There’s a lot of pressure to build savings at present, with mortgages now requiring at least a 5 per cent deposit, and government pension reforms putting the onus back onto society to make their own provisions for later life.
But with an estimated 960,000 people in the UK struggling with credit card debt, the question is whether savings should really be top priority.
Reduce the Deficit
Simply put, debt costs more than saving earns. Cancel them out and you will be immediately better off.
To illustrate, someone who has £5,000 in a fixed-rate savings account will likely accrue around 2 per cent interest over a 12 month period, earning £100. If, alongside their savings, they have £5,000 on a credit card charging the average 13 per cent APR, they will pay £650 in interest over the same 12 month period.
In this instance, by paying off the debt instead of saving, you would automatically be £550 better off over the course of the year.
It’s Not an Excuse
Many people fall into the trap of not putting savings aside because they’re harbouring debt, but instead of concentrating their efforts to paying this off, they continue to make the minimum payment on their credit card or loan every month. Instead, it’s better to think of concentrating a big effort into eradicating debt as the first phase of a wider savings plan – so pay off as much as you possibly can each month!
If you think you can spare £60 a month, put it towards paying off debt rather than just paying off the bare minimum. It’s advisable to set a time frame for how quickly you can be debt free and making sure to stick to it – having goals will help you remain motivated and focussed.
What about My Emergency Pot?
There is a general hesitancy to let go of savings, even though clearing debt will help maximise savings over time. The idea of having some funds stashed away can create a false sense of security, however, whilst you still hold on to expensive debt, the interest you end up having to pay will probably swallow up any you could earn from a savings account.
However, if having no emergency fund makes you nervous, then perhaps it’s worth considering running one scheme beside the other. If you have that £60 per month, split it. Put £30 into saving and £30 into paying off that credit card.
Which Savings Account?

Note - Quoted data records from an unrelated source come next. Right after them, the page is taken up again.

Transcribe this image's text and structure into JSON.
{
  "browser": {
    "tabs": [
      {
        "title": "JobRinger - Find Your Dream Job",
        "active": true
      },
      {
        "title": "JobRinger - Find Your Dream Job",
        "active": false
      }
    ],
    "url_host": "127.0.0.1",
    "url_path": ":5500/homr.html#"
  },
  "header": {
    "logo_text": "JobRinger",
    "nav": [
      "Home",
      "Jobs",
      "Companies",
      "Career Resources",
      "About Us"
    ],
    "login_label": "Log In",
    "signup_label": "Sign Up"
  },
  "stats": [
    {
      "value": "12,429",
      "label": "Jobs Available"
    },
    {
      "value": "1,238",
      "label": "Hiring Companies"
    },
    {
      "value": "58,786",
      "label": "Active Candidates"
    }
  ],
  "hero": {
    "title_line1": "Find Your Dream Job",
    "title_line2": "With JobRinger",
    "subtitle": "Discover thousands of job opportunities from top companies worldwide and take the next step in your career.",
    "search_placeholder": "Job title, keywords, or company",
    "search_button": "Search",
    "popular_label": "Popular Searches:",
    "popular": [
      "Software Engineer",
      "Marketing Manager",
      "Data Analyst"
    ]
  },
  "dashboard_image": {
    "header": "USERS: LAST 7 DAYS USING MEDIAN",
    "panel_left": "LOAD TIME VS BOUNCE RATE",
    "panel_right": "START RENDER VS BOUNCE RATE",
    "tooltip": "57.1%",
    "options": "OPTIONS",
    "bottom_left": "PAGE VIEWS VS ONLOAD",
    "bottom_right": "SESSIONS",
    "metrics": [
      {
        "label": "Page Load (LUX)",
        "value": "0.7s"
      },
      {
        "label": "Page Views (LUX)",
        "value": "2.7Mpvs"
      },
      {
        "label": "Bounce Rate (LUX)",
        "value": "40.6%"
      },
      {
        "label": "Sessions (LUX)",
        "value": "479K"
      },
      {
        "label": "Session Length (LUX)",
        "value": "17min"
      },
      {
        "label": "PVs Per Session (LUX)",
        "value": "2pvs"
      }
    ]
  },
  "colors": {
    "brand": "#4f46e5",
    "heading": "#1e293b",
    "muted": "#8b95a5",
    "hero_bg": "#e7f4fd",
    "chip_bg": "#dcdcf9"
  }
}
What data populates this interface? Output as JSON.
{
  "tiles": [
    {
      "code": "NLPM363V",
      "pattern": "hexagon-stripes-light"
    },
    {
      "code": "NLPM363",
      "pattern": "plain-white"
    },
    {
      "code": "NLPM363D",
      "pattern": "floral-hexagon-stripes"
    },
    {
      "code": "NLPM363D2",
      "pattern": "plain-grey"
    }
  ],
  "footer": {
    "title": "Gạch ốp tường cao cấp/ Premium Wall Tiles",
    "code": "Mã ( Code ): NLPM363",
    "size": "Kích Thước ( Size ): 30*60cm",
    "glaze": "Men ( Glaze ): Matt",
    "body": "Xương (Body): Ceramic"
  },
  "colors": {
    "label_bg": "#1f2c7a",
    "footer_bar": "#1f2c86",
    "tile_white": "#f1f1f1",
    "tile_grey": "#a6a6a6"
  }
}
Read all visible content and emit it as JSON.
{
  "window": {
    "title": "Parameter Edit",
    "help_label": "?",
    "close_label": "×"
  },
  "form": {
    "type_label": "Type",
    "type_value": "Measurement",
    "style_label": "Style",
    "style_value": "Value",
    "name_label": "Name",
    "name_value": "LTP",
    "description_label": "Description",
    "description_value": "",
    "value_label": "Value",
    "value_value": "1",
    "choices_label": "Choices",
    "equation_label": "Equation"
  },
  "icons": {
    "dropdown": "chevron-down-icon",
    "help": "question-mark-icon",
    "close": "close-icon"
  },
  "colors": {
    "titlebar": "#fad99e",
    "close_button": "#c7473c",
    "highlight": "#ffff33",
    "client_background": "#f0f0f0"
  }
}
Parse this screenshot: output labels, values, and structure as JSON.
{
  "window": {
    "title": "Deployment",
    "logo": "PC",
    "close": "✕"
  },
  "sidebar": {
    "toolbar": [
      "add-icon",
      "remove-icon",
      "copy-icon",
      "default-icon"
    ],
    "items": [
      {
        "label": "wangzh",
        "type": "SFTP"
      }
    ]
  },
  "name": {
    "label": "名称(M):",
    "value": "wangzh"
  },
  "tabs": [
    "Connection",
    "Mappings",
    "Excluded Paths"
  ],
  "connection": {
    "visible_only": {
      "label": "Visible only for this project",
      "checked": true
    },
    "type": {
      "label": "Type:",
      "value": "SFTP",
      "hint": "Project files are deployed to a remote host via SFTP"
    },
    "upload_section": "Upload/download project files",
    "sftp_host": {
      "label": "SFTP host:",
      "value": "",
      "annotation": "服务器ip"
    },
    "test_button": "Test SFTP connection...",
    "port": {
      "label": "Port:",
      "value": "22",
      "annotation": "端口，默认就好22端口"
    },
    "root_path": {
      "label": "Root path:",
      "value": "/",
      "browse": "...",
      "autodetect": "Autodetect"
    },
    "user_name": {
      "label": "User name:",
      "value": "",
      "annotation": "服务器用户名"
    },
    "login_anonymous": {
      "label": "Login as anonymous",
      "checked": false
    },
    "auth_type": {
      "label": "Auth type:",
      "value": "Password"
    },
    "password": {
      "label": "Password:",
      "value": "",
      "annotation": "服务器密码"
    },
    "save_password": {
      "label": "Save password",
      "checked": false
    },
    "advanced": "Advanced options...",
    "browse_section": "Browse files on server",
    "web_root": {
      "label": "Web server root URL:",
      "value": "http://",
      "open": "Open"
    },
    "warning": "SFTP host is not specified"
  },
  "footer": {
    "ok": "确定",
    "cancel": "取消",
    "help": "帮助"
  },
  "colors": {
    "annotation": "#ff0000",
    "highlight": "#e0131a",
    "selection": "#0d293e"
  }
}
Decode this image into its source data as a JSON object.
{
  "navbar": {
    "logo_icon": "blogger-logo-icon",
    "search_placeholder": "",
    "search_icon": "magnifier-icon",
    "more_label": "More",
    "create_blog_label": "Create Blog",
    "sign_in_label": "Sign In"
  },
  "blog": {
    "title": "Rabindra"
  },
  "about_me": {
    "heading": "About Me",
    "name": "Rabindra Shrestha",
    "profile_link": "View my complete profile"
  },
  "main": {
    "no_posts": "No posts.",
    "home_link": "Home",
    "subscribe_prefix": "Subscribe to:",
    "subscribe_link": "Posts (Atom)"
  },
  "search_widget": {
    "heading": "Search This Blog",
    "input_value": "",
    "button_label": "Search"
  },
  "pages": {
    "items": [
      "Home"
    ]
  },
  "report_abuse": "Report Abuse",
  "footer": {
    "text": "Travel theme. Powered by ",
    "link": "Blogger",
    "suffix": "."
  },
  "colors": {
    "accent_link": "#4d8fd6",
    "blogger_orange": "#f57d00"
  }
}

When you are ready to start contributing to a savings account, you will be faced with a wealth of different account options to choose from, including whether a tax-free Isa or a regular savings account would be the best option for your money. You will also need to consider whether you can afford to tie your savings up for a period of time, or would be more comfortable retaining access but accepting a lower return in interest.
Investing money into a savings account to secure the future financially is on everybody’s mind. However, only by being debt-free will you be in a position to maximise your incomings and start to prepare for the future.
This post is written by Ali Raza on behalf of http://aldermore.co.uk/. Ali has been working in the Banking Industry for several years and frequently writes about finance and SME Businesses.